OLYMPIA — Gov. Jay Inslee could announce an extension of his statewide coronavirus stay-at-home order later this week, according to his chief of staff.
The order — which shut thousands of businesses to help slow the outbreak of COVID-19, the illness caused by the virus — is now scheduled to lift at the end of the day on May 4. But the governor has said parts of it would continue after that date.
“We hope we will be able to tell you what the date of the extension will be by the end of this week,” said Inslee chief of staff David Postman in a news conference Tuesday afternoon. “But I’m not 100% sure we will do that, but we’re certainly going to try to share that as soon as we can.”
The remarks come as state health officials try to prepare for a reopening of the economy by expanding testing and increasing the number of people who can trace the contacts an infected person has had in order to limit potential flare-ups of the virus.
Inslee made his first stay-at-home order March 23, and it was set to expire April 6. But on April 2, he announced he was extending the order until May 4.
Meanwhile, Inslee in recent days has taken small steps to lift some measures intended to slow the spread of COVID-19, the illness caused by the virus.
Inslee on Monday announced that Washington would reopen some outdoor recreation activities starting May 5, such as recreational fishing and hunting, as well as many previously-closed state parks and boat ramps.
The governor on Friday announced that some construction work on existing projects could start back up under new safety guidelines and social-distancing requirements to protect workers.
In Tuesday’s news conference, Secretary of Health John Wiesman said there have been discussions about reopening regional areas of Washington that have fewer coronavirus cases.
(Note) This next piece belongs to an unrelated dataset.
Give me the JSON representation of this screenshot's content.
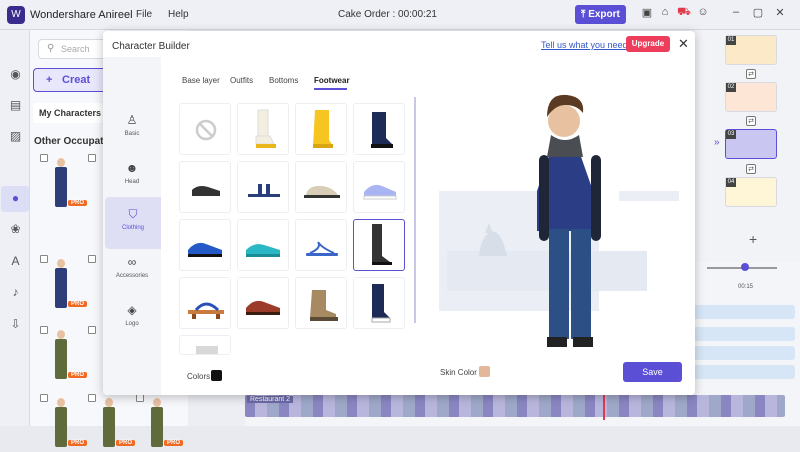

“We are exploring that right now, in terms of what that might look like,” he said, adding later: “We are exploring what kind of a regionalized approach would look like.
“And I’m sure you’ll be hearing more about that in the days to come, as we make some further decisions about that,” he added.
Still, Wiesman said, “We certainly want to see cases decreasing everywhere.”
State Health Officer Kathy Lofy said officials are looking at several pieces of data, including the number of confirmed cases and hospital stays, as well as modeling, including projections by the University of Washington’s Institute for Health Metrics and Evaluation.
Several of those numbers continue to look favorable, Lofy said. But the number of daily confirmed cases “kind of still concerns me,” Lofy said in the news conference. The state Department of Health confirmed Tuesday an additional 156 cases and 21 deaths from COVID-19. Those numbers bring the state’s totals to 13,842 cases and 786 deaths.
“While overall I’m sort of happy with the trend in COVID-19 activity that we’re seeing in the state as a whole, the case counts still are not as low as we want them to be,” she said.
The University of Washington’s modeling now says Washington might be able to safety reopen after May 30 — nearly a month after the current stay-at-home order is set to expire.
Lofy said health officials are looking at that and other models, but they won’t necessarily make decisions on reopening based on the specific standards being used by those projections.